▶ [Exercise instructions]
Would you count the lines below that contain the string "sunglasses" and reply with that number only?

■ ■ ■ ■

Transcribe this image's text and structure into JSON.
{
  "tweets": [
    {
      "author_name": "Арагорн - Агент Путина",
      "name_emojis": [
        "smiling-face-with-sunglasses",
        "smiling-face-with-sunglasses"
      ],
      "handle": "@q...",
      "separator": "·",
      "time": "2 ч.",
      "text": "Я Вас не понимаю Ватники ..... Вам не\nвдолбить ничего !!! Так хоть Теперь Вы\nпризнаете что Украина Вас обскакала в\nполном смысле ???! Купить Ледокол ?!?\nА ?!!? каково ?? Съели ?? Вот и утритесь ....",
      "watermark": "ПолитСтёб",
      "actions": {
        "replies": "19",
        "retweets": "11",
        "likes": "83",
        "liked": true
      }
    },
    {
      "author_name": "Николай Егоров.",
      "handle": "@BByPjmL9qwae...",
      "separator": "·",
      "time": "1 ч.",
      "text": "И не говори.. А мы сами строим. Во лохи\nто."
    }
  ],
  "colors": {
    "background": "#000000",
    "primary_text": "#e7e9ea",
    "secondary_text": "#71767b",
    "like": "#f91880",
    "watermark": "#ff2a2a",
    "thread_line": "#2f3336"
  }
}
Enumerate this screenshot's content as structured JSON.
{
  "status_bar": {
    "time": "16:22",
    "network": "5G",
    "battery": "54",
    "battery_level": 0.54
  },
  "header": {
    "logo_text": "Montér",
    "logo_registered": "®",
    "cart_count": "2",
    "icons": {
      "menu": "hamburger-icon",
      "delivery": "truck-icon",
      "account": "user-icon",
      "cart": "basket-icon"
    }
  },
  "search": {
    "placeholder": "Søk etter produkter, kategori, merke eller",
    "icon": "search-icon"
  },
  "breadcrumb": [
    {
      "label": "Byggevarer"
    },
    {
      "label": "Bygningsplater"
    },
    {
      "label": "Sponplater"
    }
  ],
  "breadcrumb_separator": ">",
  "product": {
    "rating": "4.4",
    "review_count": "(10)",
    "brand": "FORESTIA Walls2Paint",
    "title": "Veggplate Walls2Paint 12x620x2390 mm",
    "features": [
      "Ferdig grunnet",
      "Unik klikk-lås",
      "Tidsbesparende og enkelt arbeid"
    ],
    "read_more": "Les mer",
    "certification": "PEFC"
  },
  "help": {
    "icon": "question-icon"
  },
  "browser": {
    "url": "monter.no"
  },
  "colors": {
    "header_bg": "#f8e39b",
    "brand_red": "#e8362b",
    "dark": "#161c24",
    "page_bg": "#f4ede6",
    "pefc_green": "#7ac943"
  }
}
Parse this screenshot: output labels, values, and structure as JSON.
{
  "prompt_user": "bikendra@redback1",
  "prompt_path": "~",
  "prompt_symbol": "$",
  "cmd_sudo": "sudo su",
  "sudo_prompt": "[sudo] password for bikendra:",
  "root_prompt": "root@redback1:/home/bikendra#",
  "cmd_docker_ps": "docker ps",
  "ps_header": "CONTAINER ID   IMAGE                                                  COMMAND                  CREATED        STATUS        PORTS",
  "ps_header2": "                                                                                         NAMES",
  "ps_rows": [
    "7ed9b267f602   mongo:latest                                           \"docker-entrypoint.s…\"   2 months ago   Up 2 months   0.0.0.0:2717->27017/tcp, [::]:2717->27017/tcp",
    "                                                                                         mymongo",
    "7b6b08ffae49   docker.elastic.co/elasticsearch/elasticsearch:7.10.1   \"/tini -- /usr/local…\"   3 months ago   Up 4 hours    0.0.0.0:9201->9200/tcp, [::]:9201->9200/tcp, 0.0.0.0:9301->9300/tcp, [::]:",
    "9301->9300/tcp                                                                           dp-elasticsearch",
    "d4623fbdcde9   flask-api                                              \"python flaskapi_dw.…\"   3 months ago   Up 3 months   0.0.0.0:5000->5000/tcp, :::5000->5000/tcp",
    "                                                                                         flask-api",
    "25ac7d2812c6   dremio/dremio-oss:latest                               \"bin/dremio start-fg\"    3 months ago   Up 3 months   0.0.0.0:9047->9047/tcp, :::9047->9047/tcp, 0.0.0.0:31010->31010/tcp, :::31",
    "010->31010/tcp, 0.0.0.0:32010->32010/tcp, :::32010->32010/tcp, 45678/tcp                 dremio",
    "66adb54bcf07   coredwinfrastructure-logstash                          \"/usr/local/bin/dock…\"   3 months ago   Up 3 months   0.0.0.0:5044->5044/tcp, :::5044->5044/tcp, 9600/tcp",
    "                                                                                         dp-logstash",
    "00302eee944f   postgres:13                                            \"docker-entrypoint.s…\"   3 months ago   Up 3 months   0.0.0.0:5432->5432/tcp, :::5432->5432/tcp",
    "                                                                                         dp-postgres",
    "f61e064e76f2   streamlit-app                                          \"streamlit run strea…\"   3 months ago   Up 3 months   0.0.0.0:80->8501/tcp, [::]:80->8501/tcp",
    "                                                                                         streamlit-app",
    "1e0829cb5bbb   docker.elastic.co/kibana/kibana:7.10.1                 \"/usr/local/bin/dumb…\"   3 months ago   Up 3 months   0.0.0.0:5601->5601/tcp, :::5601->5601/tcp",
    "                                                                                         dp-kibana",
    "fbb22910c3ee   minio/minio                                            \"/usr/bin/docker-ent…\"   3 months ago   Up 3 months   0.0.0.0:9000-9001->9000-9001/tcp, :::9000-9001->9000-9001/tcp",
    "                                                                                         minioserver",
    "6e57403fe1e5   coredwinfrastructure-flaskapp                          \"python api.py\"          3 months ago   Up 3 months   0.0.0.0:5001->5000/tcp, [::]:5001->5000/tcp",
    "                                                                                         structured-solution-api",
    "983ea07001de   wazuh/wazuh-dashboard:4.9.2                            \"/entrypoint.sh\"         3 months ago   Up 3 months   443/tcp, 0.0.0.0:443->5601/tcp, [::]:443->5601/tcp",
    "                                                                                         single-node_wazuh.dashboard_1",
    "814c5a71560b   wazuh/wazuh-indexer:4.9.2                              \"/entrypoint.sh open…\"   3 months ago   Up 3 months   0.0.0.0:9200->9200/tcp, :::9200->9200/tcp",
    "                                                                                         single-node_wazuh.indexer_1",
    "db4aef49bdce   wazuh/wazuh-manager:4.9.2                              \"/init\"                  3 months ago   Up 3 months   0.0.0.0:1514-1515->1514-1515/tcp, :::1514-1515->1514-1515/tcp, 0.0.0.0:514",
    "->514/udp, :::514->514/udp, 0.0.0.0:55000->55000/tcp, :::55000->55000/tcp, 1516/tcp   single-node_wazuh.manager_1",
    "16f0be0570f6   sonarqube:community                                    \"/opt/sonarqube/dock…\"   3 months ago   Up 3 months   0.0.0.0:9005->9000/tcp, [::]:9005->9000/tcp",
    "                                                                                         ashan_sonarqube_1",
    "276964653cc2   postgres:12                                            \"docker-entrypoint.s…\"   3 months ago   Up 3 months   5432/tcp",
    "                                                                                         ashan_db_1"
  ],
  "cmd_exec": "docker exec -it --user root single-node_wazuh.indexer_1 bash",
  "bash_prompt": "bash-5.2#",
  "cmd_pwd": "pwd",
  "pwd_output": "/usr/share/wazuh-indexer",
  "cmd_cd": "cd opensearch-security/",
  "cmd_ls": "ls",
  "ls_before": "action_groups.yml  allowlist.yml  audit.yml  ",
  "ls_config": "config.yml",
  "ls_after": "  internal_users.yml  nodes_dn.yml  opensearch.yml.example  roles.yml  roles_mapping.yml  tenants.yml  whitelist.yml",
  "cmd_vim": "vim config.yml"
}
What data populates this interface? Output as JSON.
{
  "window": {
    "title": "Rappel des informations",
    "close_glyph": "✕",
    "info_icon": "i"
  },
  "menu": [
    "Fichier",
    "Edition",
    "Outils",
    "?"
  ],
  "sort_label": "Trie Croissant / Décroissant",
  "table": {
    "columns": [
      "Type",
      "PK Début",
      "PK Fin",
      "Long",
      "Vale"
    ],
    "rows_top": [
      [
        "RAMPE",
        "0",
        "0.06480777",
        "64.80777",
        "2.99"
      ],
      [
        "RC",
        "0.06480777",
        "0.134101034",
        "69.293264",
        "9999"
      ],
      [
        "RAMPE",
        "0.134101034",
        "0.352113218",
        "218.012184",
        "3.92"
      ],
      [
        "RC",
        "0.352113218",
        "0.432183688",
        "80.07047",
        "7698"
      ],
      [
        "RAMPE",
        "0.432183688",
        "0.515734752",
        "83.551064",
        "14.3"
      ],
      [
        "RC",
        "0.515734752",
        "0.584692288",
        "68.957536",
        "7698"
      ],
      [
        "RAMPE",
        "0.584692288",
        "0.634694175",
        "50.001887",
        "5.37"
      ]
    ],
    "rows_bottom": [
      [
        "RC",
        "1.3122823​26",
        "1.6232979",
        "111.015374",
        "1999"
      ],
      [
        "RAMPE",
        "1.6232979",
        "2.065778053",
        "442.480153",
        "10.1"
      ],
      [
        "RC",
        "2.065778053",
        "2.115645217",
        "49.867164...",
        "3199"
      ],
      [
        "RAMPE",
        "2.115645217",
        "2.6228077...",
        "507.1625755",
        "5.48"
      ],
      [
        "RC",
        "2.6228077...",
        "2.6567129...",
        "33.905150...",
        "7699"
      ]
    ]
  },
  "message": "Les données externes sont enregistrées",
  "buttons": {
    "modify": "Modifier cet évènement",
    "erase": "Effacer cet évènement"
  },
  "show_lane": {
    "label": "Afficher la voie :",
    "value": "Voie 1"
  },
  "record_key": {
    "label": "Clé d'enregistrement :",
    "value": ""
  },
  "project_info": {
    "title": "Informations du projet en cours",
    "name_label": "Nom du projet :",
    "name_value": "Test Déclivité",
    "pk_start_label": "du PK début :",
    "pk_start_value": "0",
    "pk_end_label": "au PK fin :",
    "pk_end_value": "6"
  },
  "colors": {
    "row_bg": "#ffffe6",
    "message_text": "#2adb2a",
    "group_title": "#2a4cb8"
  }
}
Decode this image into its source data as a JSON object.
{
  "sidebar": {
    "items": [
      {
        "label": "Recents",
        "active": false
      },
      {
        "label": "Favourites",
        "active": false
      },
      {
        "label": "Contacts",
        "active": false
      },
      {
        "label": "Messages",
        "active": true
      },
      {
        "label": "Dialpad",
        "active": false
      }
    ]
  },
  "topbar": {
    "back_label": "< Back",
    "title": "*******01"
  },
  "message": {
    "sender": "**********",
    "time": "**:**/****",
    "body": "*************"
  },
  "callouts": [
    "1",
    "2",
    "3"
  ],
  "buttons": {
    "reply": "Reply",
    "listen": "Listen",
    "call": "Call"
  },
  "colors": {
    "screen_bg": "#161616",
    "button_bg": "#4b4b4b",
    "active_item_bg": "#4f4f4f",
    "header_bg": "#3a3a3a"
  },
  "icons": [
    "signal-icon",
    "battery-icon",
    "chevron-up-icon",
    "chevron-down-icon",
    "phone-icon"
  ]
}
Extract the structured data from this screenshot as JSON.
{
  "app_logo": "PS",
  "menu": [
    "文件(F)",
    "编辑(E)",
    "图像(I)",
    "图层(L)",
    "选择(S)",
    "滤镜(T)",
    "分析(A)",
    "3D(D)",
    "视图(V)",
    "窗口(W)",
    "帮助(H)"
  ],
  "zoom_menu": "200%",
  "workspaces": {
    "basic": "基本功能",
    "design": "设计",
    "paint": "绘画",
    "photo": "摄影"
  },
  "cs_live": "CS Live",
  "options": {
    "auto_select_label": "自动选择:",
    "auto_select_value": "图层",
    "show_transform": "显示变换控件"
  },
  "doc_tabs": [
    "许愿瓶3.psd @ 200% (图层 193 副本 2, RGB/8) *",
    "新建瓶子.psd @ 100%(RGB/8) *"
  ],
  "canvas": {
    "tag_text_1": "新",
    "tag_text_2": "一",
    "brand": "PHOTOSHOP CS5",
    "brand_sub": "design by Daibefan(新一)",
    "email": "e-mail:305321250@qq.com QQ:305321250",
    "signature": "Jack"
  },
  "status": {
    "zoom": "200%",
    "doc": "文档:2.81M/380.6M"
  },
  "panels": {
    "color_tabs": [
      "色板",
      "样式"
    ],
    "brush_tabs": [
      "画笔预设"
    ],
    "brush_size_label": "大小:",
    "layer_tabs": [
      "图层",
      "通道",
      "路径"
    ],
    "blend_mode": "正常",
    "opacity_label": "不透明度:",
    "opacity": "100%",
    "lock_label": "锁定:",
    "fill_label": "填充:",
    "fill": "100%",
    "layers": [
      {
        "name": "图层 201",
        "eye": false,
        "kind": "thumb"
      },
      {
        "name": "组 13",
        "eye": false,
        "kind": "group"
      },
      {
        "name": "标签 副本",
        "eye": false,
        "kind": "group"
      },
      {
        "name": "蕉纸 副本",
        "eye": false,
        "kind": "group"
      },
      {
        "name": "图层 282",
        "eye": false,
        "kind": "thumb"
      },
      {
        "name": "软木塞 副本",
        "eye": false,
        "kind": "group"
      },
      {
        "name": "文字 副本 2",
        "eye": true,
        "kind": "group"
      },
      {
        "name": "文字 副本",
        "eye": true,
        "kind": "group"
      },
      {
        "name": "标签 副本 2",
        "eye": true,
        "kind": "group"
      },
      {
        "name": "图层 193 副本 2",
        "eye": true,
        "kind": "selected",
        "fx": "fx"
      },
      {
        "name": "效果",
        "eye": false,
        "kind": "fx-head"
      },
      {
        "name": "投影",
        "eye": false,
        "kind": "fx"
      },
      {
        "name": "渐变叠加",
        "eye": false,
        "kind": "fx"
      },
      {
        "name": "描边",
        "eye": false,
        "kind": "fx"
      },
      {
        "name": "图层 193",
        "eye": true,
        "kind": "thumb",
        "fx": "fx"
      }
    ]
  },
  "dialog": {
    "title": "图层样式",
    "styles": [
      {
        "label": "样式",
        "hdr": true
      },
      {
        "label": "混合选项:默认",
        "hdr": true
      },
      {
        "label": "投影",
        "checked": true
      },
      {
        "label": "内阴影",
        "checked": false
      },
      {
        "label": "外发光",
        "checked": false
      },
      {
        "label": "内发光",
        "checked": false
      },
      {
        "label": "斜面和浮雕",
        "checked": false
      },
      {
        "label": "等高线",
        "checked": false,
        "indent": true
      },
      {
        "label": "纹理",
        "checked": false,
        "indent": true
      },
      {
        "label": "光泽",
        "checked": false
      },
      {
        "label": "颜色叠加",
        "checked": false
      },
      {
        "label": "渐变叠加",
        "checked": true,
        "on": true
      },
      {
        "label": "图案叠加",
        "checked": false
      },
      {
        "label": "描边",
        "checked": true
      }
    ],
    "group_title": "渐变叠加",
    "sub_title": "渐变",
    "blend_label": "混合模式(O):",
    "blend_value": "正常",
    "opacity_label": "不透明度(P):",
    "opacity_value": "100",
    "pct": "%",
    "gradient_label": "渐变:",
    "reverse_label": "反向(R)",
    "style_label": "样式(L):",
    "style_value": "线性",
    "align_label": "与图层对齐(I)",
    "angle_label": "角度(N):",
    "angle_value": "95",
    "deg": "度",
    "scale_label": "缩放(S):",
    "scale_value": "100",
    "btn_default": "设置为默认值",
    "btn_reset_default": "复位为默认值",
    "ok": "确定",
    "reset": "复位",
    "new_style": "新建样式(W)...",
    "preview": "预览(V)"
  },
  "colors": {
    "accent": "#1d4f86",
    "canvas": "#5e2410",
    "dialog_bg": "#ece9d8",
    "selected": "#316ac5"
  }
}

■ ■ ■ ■

▶ [Task result]
2